By Jaida Dent
It is hard being a teenager in this day and age. Layla is constantly pestered with questions about what she wants to do with her life and is it going to make her money. However, she just wants the freedom to be happy in her career path.
“To get to a place where you could love anything you chose—not to need permission for desire—well now, that was freedom.” –Toni Morrison
Sitting up in her bed, jerking forward quickly, escaping these stressful thoughts that have bothered her for the past few months. She is reading over “Sweetness” for a third time today with scattered pieces of paper on her bed. Layla wants to be like her, for her words to have an effect on people. Yet sadly, that is not the way the world works. The world requires you to have a good job, make money, and provide for yourself or an entire family.
Don’t get me wrong, I want to do that, but doing that means that I probably can’t live my dream. What is my dream, you ask? To write, that’s what it is. To be able to live a life where I can write endlessly for days, talking about the things people want to hear and saying the things that need to be said. To be able to write under my own name and be satisfied with the work I produce.
Her parents are a different story. For the last few weeks, her parents have been pestering her with questions Layla asks herself.
“Layla, you have got to start thinking about what you want to do with your life. College applications are around the corner and you have to know what you will spend your four years on,” her mother had commented a couple of weeks ago.
Her father added, “Your mother is right. We don’t have time to waste thousands of dollars for you to work a subpar job. You need a career that is going to put you somewhere in Life.”
“Layla, you are never too young to think about what you want to do with your life. The sooner you know, the more likely you’ll be able to accomplish it.” A statement said far too often for the young girl.
“But what if I want to be somewhere in history, not just life?” In silence, she sits.
Her mother had walked around the mahogany dinner table and sat next to Layla. She saw the disappointment in her daughter’s eyes, knowing that they had stepped on her dreams like it was nothing. The woman hugged her daughter, bringing warmth in a cold conversation.
“We want you to be different, better than us. We want you to be able to be happy, but also financially supported no matter what.”
“But why can’t I be both happy and financially supported in writing?”
“We’re only saying these things because we love you and we know you can do amazing Things.”
“I know, Mom,” she said dejectedly.
She sighs. With a foggy vision, she remembered back to when she had time. No deadline, no due date, nothing to stress over. There used to be a time when she had freedom. Now, everything seems like it’s about doing things for your future. Yet, it’s at the cost of killing your present.
What if I get so far, but barely scrape success? What if my dream is never meant to be chased? What if everyone was right? What if it was time to get practical?
With no resolution to her problem, she was overwhelmed. No one seemed to give her the answer she needs, or at least the one she wants to hear. At times like this, she turned to her brother: an eleven-year-old wise beyond his years was somehow a solution for all her problems. He ran from his room on the second floor into the dining room, to be faced only with gloom etched on his older sister’s face.

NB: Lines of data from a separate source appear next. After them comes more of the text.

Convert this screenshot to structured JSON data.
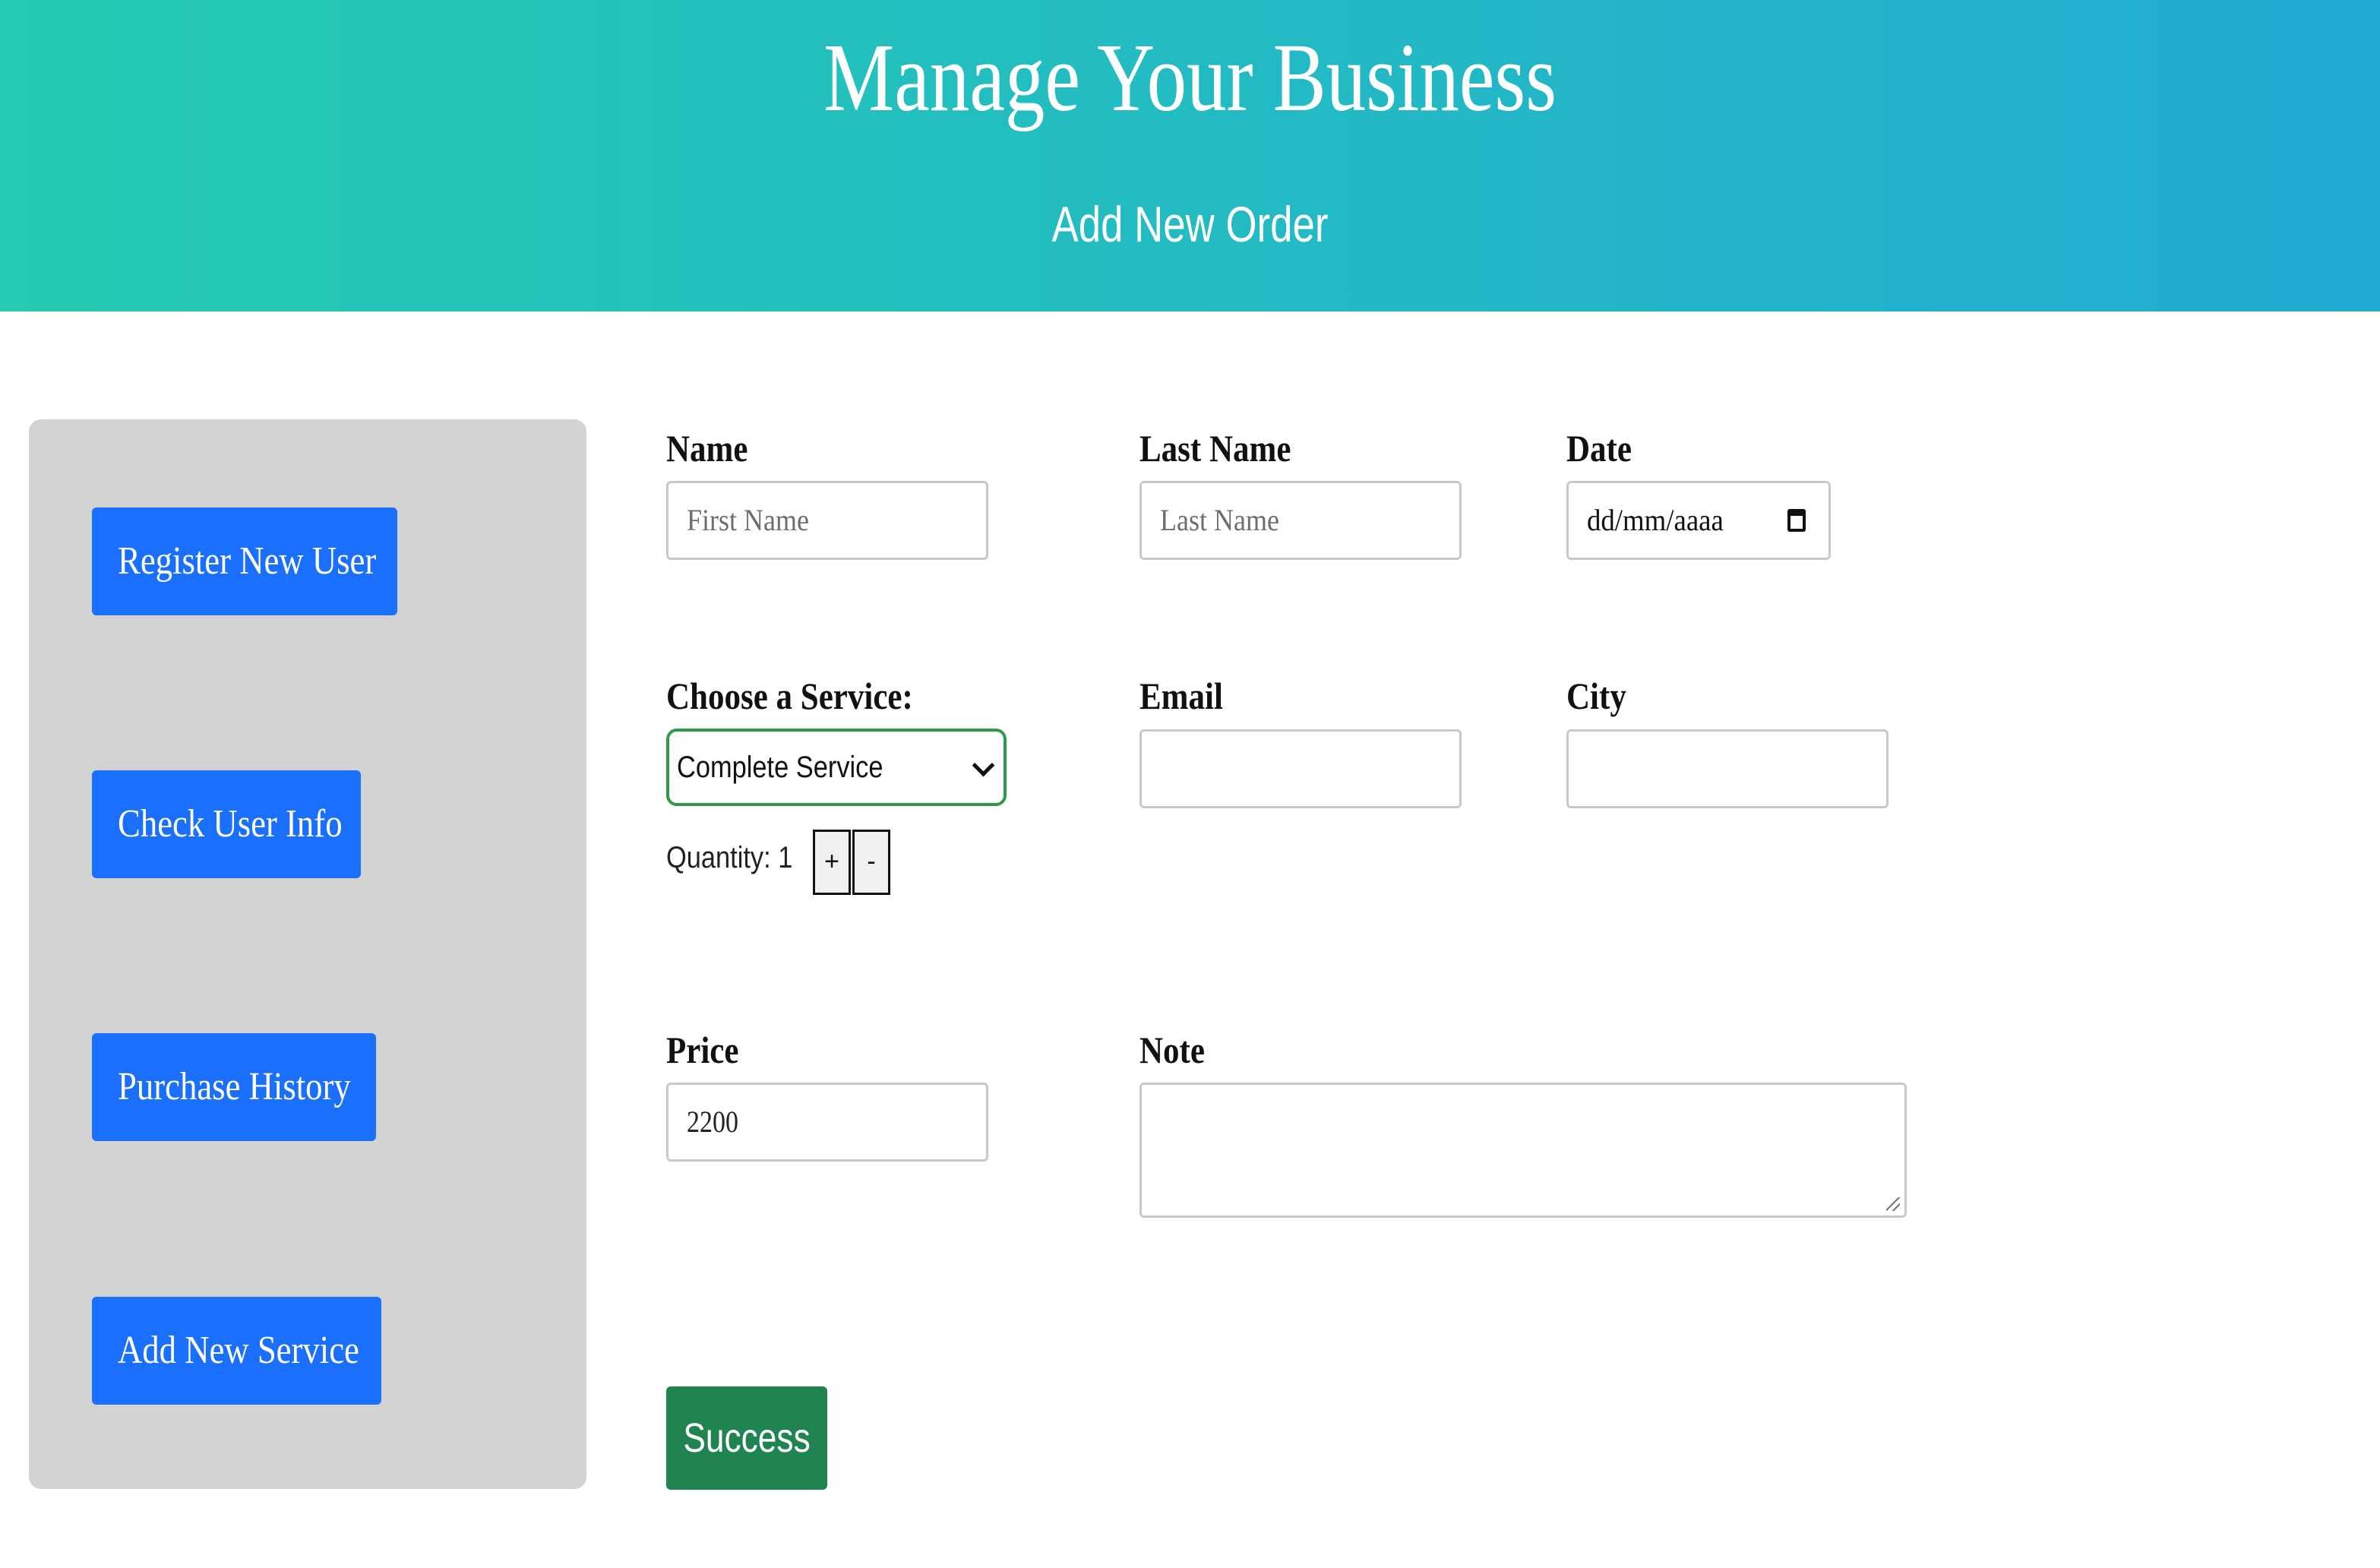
{
  "header": {
    "title": "Manage Your Business",
    "subtitle": "Add New Order"
  },
  "sidebar": {
    "items": [
      {
        "label": "Register New User"
      },
      {
        "label": "Check User Info"
      },
      {
        "label": "Purchase History"
      },
      {
        "label": "Add New Service"
      }
    ]
  },
  "form": {
    "name": {
      "label": "Name",
      "placeholder": "First Name",
      "value": ""
    },
    "last_name": {
      "label": "Last Name",
      "placeholder": "Last Name",
      "value": ""
    },
    "date": {
      "label": "Date",
      "placeholder": "dd/mm/aaaa",
      "icon": "calendar-icon"
    },
    "service": {
      "label": "Choose a Service:",
      "selected": "Complete Service",
      "accent": "#2e9a4a"
    },
    "quantity": {
      "label": "Quantity: 1",
      "plus": "+",
      "minus": "-"
    },
    "email": {
      "label": "Email",
      "value": ""
    },
    "city": {
      "label": "City",
      "value": ""
    },
    "price": {
      "label": "Price",
      "value": "2200"
    },
    "note": {
      "label": "Note",
      "value": ""
    },
    "submit": {
      "label": "Success",
      "color": "#1f8450"
    }
  },
  "colors": {
    "header_gradient_start": "#26cbb2",
    "header_gradient_end": "#22aad2",
    "sidebar_bg": "#d3d3d3",
    "nav_button": "#1a6ffc"
  }
}
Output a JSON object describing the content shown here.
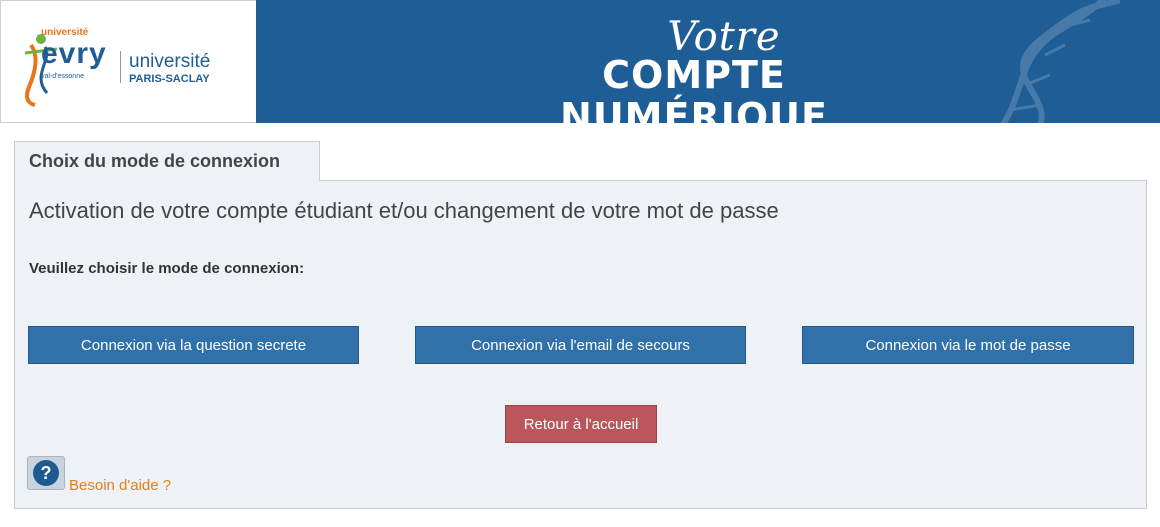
{
  "logo": {
    "text_univ": "université",
    "text_evry": "evry",
    "text_val": "val-d'essonne",
    "text_paris1": "université",
    "text_paris2": "PARIS-SACLAY"
  },
  "banner": {
    "votre": "Votre",
    "compte": "COMPTE NUMÉRIQUE"
  },
  "tab": {
    "label": "Choix du mode de connexion"
  },
  "panel": {
    "title": "Activation de votre compte étudiant et/ou changement de votre mot de passe",
    "prompt": "Veuillez choisir le mode de connexion:",
    "buttons": {
      "question": "Connexion via la question secrete",
      "email": "Connexion via l'email de secours",
      "password": "Connexion via le mot de passe",
      "back": "Retour à l'accueil"
    },
    "help": "Besoin d'aide ?"
  },
  "colors": {
    "banner": "#1f5d96",
    "primary_button": "#3071a9",
    "back_button": "#b9575d",
    "help_link": "#e67e1e"
  }
}
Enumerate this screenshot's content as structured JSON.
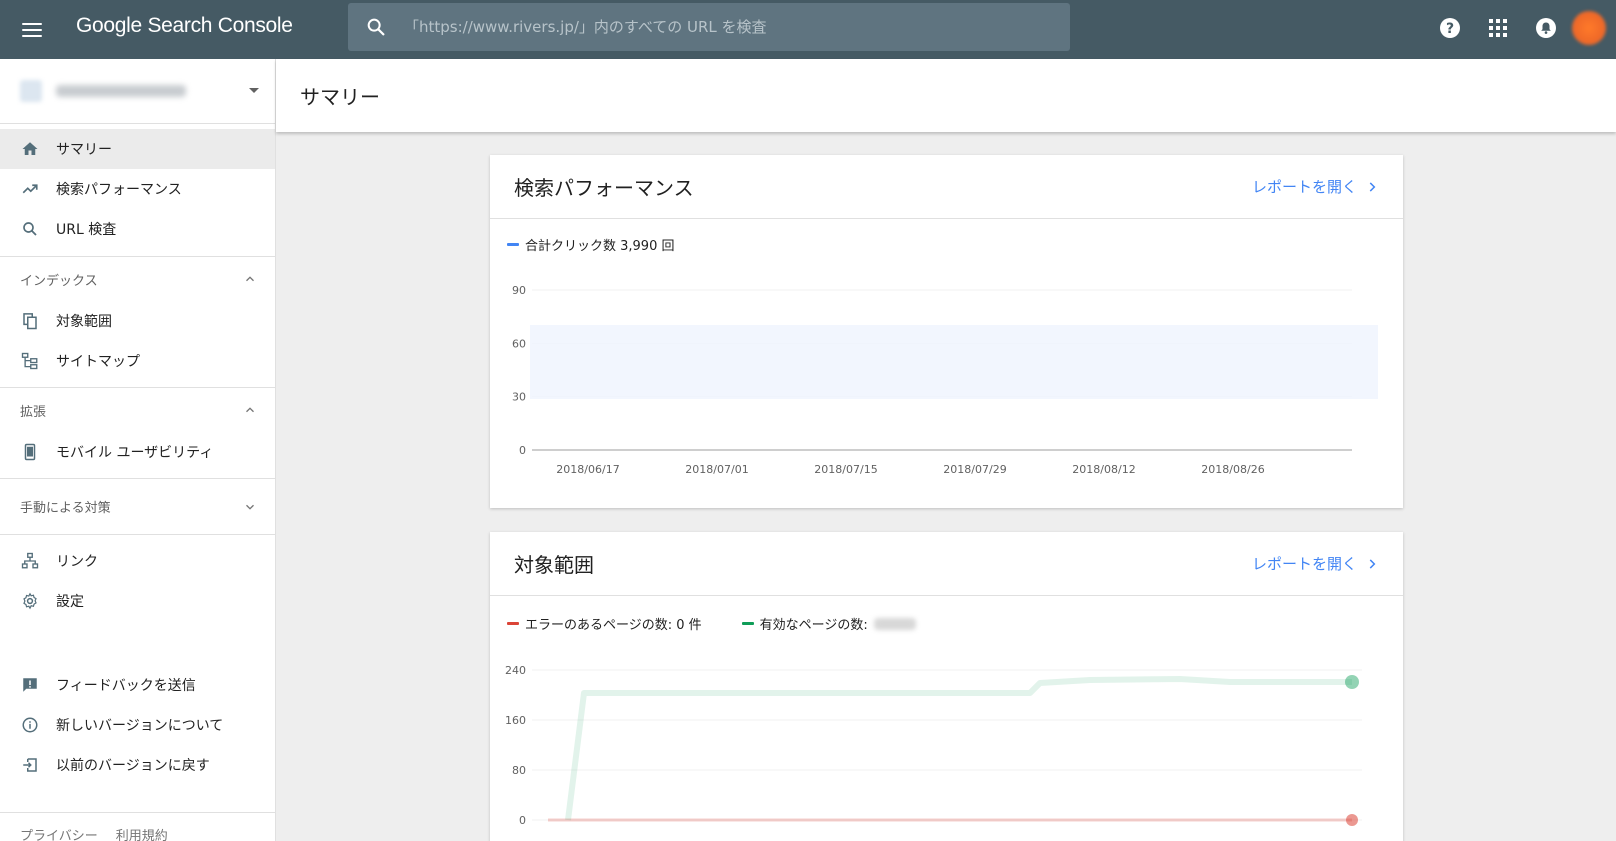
{
  "app": {
    "logo_text": "Google Search Console",
    "search_placeholder": "「https://www.rivers.jp/」内のすべての URL を検査"
  },
  "sidebar": {
    "nav_main": [
      {
        "label": "サマリー",
        "icon": "home-icon",
        "active": true
      },
      {
        "label": "検索パフォーマンス",
        "icon": "trending-up-icon",
        "active": false
      },
      {
        "label": "URL 検査",
        "icon": "search-icon",
        "active": false
      }
    ],
    "index_section": {
      "title": "インデックス",
      "items": [
        {
          "label": "対象範囲",
          "icon": "copy-pages-icon"
        },
        {
          "label": "サイトマップ",
          "icon": "sitemap-icon"
        }
      ]
    },
    "enhancements_section": {
      "title": "拡張",
      "items": [
        {
          "label": "モバイル ユーザビリティ",
          "icon": "smartphone-icon"
        }
      ]
    },
    "manual_actions_section": {
      "title": "手動による対策"
    },
    "other_items": [
      {
        "label": "リンク",
        "icon": "links-icon"
      },
      {
        "label": "設定",
        "icon": "gear-icon"
      }
    ],
    "bottom_items": [
      {
        "label": "フィードバックを送信",
        "icon": "feedback-icon"
      },
      {
        "label": "新しいバージョンについて",
        "icon": "info-icon"
      },
      {
        "label": "以前のバージョンに戻す",
        "icon": "exit-icon"
      }
    ],
    "footer": {
      "privacy": "プライバシー",
      "terms": "利用規約"
    }
  },
  "main": {
    "page_title": "サマリー",
    "performance_card": {
      "title": "検索パフォーマンス",
      "open_label": "レポートを開く",
      "legend_label": "合計クリック数 3,990 回",
      "color": "#4285f4"
    },
    "coverage_card": {
      "title": "対象範囲",
      "open_label": "レポートを開く",
      "legend_error": "エラーのあるページの数: 0 件",
      "legend_valid": "有効なページの数:",
      "error_color": "#db4437",
      "valid_color": "#0f9d58"
    }
  },
  "chart_data": [
    {
      "type": "line",
      "series": [
        {
          "name": "合計クリック数",
          "color": "#4285f4",
          "values": []
        }
      ],
      "x_tick_labels": [
        "2018/06/17",
        "2018/07/01",
        "2018/07/15",
        "2018/07/29",
        "2018/08/12",
        "2018/08/26"
      ],
      "y_tick_labels": [
        "90",
        "60",
        "30",
        "0"
      ],
      "ylim": [
        0,
        90
      ]
    },
    {
      "type": "line",
      "series": [
        {
          "name": "エラーのあるページの数",
          "color": "#db4437",
          "values": [
            0,
            0,
            0,
            0,
            0
          ]
        },
        {
          "name": "有効なページの数",
          "color": "#0f9d58",
          "values": []
        }
      ],
      "y_tick_labels": [
        "240",
        "160",
        "80",
        "0"
      ],
      "ylim": [
        0,
        240
      ]
    }
  ]
}
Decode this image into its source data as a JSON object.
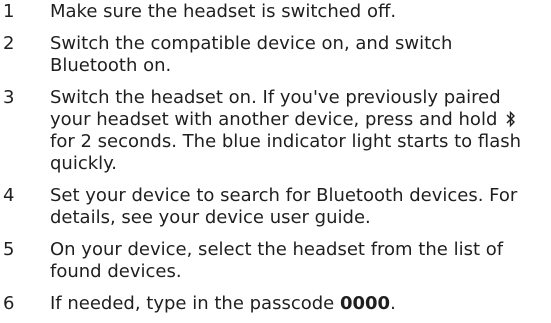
{
  "steps": [
    {
      "number": "1",
      "text": "Make sure the headset is switched off."
    },
    {
      "number": "2",
      "text": "Switch the compatible device on, and switch Bluetooth on."
    },
    {
      "number": "3",
      "text_before": "Switch the headset on. If you've previously paired your headset with another device, press and hold",
      "icon": "bluetooth-icon",
      "text_after": "for 2 seconds. The blue indicator light starts to flash quickly."
    },
    {
      "number": "4",
      "text": "Set your device to search for Bluetooth devices. For details, see your device user guide."
    },
    {
      "number": "5",
      "text": "On your device, select the headset from the list of found devices."
    },
    {
      "number": "6",
      "text_before": "If needed, type in the passcode",
      "passcode": "0000",
      "text_after": "."
    }
  ]
}
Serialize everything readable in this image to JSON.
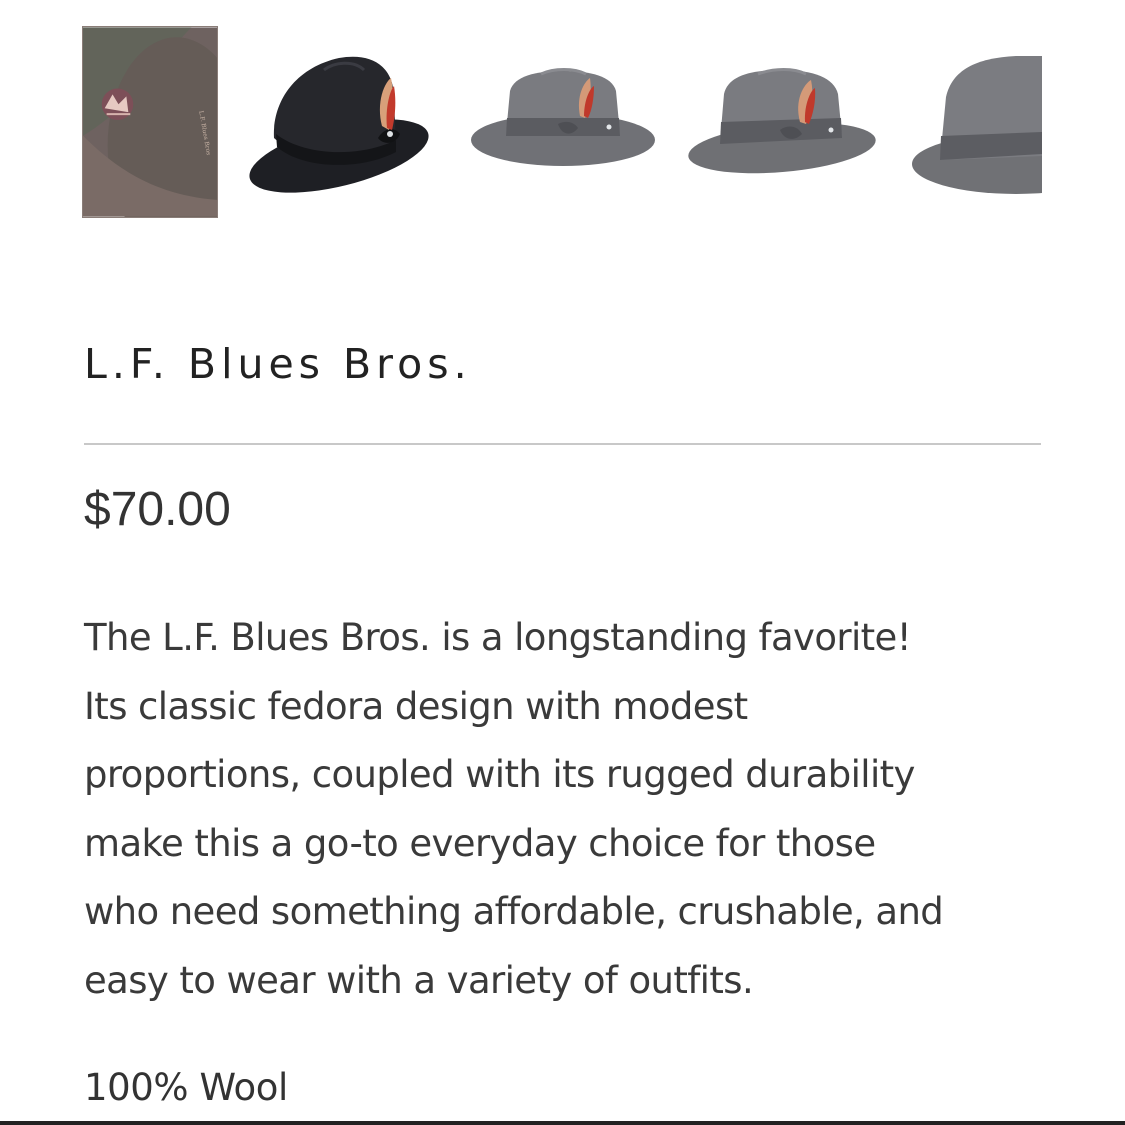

“You seem stressed. What’s got you down?” His brown eyes had pierced into her playfully.
“You wouldn’t understand. It’s too mature for you.”
“When has that ever stopped me from helping you?” She laughed.
“I’m having a problem figuring out what I want to do with my life, Aiden. Mom and Dad want me to have a job that’s boring and is just good for money when I want to have a job that is fun and makes me happy.”
“Why can’t you have both? Who said there isn’t a fun job that makes you money?”
She knew her baby brother was smart, but not this smart. The dinner table was always a place for serious, gut-wrenching conversations. Yet, the carefree answer her brother gave her opened up what else could be talked about here.
Laying back into her bed, she breathed. Forgot everything in the world and took a moment to live. She took in the feeling of the bed beneath her. The way the pillows cradled her head, the way the sheets hugged her body. She calmed her raging thoughts and finally felt some Peace.
Yesterday is yesterday, today is tomorrow, and I am growing up too fast.
Jaida Dent, born in Brooklyn, New York, is a student, poet, and writer. Coming out of East New York, Brooklyn, she has been writing since middle school and has performed her slam poetry in multiple spaces. She uses her creativity to develop pieces that she loves and hopes her audience does as well. She aspires to continue writing and hopes to develop her skills, even more in her future career.